VATICAN CITY – Parents may allow their children to be inoculated with vaccines that were produced with cells of illicit origin, said a top Vatican official.
However, Catholics also must urge doctors and pharmaceutical companies to let alternative, less controversial vaccines become more widely available for use, said Bishop Elio Sgreccia, former president of the Pontifical Academy for Life, who helped the Vatican prepare a new bioethics document.
The document said, however, that researchers and people involved in marketing vaccines have “the duty to avoid cooperation in evil and scandal” and must “refuse to use such biological material even when there is no close connection between the researcher” and those who destroyed the embryo or performed the abortion.
The use of human embryos or fetuses for research or the production of vaccines and other products is immoral and “constitutes a crime against (the embryos’) dignity as human beings,” said the document, “Dignitas Personae” (“The Dignity of a Person”). The document was released Dec. 12 by the Congregation for the Doctrine of the Faith.
Human cell lines coming from abortions cannot be prepared or used ethically by researchers even if they were obtained commercially from a different research facility, the document said.
However, some “grave reasons may be morally proportionate to justify the use of such ‘biological material,’“ it said.
For example, guaranteeing the health of a child “could permit parents to use a vaccine that was developed using cell lines of illicit origin,” it said.
But everyone, including doctors and parents, “has the duty to make known their disagreement and to ask that their health care system make other types of vaccines available,” the document said.
The human cell lines used to cultivate the production of many vaccines used today come from tissue derived from two human fetuses aborted in 1964 and 1970.

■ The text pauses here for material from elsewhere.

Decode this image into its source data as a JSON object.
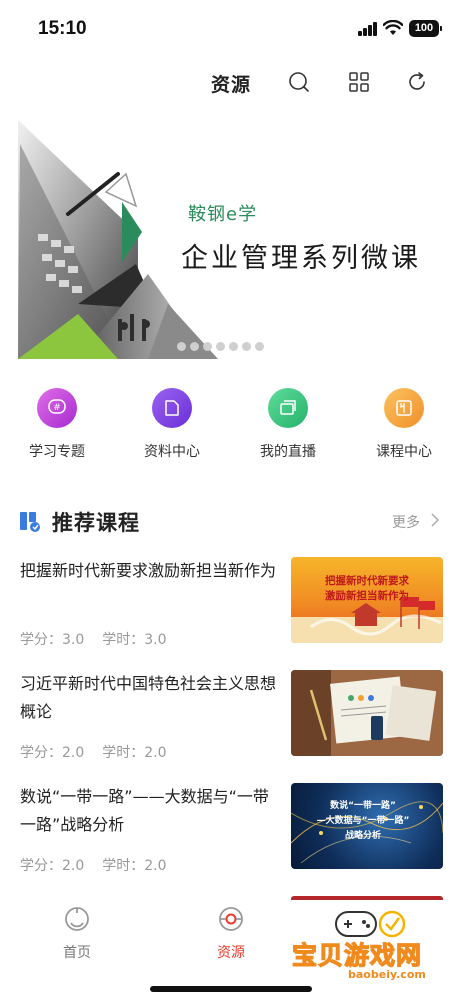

Because the abortions occurred so long ago, Bishop Sgreccia said a parent’s consent to use vaccines associated with those cell lines does not reflect any form of cooperation with the evil of the original abortions.
There is no risk of causing scandal either, he said, because using such vaccines in no way encourages more abortions.
While parents are not obliged to vaccinate their child, they do have a duty to protect their child’s health, he said.
Some governments and schools, however, do mandate that children be inoculated in efforts to stop the spread of certain infectious diseases, he said.
For this reason, national health systems must “change course” and substitute controversial vaccines for alternatives so Catholics will no longer be forced to act against their consciences, he said.
Bishop Sgreccia said effective vaccines that are not derived from human embryos or fetuses are being produced and are on the market, but that they are not always available in every country.
He said pharmaceutical companies that have a large surplus of vaccines prepared from human cell lines would lose money if they switched to new vaccine preparations, but parents should continue to put pressure on these companies and health care providers, urging them to let these new vaccines become available for use.